Cyber security incidents are escalating in number and complexity. As industrial processes integrate with outside networks, plants are at risk. For that reason, operations teams need to know about security and firewalls.
Industrial versus IT firewalls
Why not just depend upon the IT group to manage firewalls? Industrial-grade firewalls are different from IT-grade firewalls, since many process control applications cannot tolerate interruptions in operation, and Industrial grade firewalls can be located with the control system on the plant floor. The engineers who implement and maintain control systems should understand and select the firewalls that protect production line networks.
Firewalls are fundamental to industrial network security
Firewalls are part of a total security solution for your control system. You can think of a firewall as a protective barrier guarding your wired-in production line from an intruder, whether it’s a hacker or a co-worker who just upgraded his PC software and introduced malware to the plant network.
A firewall monitors online traffic to protect networks and devices from unauthorized access. It manages transmissions by examining message “packets,” preventing intrusion and passing along legitimate data communications.
Types of firewalls
Choosing the appropriate industrial-grade firewall type or combination of types depends on application requirements, the level of tolerable risk, and the potential impact of an attack upon a system.
- A packet filtering firewall checks each incoming or outgoing message packet for its source address, destination address, and function. The firewall accepts or rejects the message based on a comparison to a number of predefined rules called Access Control Lists (ACLs)
- A stateful inspection firewall provides a higher level of security and good performance by inspecting packets and their contents, but it can be expensive and complex to configure.
- An application-proxy gateway provides the highest level of security by examining and filtering traffic based on specific application rules, and then reissues it to the target device. This firewall type has overhead delays that could impact control network performance of the control system.
Constructing a firewall system
Separation and isolation are essential to structuring firewalls. Critical control applications such as emergency shutdown systems may require tighter security, for instance, which you can address by using two firewalls to isolate a process system from the plant network. An industrial-grade firewall must be properly configured and located at the control network access points.

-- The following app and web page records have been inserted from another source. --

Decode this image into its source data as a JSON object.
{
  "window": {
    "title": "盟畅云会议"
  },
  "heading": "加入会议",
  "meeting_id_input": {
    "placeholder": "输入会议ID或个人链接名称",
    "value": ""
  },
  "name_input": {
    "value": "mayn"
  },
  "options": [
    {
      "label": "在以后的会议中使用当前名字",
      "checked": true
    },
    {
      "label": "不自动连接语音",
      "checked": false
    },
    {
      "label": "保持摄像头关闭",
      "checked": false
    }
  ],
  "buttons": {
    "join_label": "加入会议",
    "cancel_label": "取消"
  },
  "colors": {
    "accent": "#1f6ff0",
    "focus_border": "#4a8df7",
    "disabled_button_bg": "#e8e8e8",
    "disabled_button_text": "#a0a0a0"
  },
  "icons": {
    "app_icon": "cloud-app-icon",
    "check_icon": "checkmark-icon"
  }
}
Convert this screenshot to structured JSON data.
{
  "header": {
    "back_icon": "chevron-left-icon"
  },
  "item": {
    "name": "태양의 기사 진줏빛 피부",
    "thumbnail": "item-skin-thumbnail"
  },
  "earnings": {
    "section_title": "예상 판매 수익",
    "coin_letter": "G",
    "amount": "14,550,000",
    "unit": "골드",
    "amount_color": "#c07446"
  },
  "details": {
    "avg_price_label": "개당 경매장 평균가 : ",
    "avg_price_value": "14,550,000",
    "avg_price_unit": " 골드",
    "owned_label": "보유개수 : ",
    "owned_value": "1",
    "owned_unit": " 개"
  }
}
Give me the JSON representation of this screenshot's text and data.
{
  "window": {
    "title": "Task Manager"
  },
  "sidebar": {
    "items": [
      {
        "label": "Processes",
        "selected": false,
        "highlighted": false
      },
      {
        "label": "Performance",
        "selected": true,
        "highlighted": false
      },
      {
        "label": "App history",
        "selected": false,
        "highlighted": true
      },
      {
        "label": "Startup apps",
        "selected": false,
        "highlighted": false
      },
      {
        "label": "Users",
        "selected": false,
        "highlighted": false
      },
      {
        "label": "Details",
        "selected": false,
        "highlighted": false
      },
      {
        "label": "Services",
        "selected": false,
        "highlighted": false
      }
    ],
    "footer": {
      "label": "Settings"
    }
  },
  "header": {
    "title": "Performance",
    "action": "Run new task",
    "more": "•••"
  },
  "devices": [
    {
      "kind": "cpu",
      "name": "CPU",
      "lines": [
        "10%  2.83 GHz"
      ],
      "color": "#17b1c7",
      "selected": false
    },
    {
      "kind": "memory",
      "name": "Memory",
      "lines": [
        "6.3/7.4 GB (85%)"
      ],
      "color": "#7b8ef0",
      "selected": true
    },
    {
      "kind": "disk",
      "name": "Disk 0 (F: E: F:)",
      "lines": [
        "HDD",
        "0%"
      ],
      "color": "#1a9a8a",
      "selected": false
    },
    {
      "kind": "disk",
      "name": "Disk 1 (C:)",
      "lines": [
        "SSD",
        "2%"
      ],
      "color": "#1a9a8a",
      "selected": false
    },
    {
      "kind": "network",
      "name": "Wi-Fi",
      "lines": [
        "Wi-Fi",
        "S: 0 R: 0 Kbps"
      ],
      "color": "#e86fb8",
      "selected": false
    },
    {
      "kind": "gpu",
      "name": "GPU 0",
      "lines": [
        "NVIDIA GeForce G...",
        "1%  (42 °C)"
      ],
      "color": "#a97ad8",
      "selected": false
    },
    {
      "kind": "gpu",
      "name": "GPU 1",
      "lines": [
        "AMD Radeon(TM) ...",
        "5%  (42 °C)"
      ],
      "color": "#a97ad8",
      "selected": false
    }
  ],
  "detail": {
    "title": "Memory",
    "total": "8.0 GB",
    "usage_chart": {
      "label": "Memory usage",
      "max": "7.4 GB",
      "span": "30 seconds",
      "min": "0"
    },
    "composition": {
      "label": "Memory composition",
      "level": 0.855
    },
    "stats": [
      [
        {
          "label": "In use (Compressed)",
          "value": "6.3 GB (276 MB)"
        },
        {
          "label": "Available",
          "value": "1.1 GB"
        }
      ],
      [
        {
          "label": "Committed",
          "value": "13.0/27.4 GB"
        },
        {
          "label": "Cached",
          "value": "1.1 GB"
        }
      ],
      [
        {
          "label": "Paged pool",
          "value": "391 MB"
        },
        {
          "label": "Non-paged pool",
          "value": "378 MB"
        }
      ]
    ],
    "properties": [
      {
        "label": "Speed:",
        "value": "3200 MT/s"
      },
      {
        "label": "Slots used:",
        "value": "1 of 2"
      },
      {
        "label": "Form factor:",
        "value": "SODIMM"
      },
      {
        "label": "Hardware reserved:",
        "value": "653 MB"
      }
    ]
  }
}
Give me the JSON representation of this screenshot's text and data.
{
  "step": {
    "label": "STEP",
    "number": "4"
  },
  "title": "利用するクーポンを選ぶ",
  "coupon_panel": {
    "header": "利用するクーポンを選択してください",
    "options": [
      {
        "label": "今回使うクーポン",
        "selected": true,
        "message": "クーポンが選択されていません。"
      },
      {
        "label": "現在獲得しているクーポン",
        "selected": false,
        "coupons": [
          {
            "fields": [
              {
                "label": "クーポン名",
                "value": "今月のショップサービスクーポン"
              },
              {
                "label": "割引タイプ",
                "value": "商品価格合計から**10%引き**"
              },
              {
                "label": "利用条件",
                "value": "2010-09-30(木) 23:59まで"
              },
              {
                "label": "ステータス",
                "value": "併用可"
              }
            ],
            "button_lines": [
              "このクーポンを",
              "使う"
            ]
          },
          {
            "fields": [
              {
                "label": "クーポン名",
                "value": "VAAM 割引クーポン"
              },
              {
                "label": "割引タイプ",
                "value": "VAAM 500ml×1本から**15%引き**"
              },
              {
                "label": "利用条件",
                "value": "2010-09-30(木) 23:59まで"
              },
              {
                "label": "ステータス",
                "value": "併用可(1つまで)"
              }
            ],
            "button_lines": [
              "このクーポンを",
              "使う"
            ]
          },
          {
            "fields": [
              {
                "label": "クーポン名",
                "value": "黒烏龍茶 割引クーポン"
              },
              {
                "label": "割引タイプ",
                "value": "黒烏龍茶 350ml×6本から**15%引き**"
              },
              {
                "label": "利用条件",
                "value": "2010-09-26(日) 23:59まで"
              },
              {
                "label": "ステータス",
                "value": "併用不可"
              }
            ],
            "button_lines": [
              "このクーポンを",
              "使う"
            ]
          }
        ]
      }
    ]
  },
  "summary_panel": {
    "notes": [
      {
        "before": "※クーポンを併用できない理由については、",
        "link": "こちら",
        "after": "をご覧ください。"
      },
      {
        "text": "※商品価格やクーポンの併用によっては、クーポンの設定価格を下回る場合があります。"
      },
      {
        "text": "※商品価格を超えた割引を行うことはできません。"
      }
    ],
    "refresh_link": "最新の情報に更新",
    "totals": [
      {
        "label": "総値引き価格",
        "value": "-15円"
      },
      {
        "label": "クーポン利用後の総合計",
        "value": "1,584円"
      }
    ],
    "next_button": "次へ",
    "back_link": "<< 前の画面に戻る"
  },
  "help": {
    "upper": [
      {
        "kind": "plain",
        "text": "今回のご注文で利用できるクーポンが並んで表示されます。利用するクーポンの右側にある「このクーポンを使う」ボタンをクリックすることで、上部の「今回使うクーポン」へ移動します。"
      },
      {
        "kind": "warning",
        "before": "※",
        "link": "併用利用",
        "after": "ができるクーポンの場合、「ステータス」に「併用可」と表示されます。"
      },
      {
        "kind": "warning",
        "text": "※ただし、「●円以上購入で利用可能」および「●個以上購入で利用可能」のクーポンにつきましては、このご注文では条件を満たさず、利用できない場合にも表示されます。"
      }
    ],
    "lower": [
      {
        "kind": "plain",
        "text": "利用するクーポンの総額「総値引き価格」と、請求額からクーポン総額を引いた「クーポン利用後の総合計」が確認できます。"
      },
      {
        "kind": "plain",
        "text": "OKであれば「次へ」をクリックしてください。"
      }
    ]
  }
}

But even with proper configuration, a firewall cannot protect against:
- Unauthorized access through connections not linked to the firewall
- A virus or malware that enters through an unprotected connection
- Internal attacks that bypass the firewall
- Outdated software
- User error
No firewall system is impenetrable, but a robust firewall will deter hackers and encourage them to look elsewhere for easier targets to exploit.
You’ll find further discussion of industrial security in my white paper, “Fundamental Principles of Ethernet Security Firewalls in Industrial Environments.”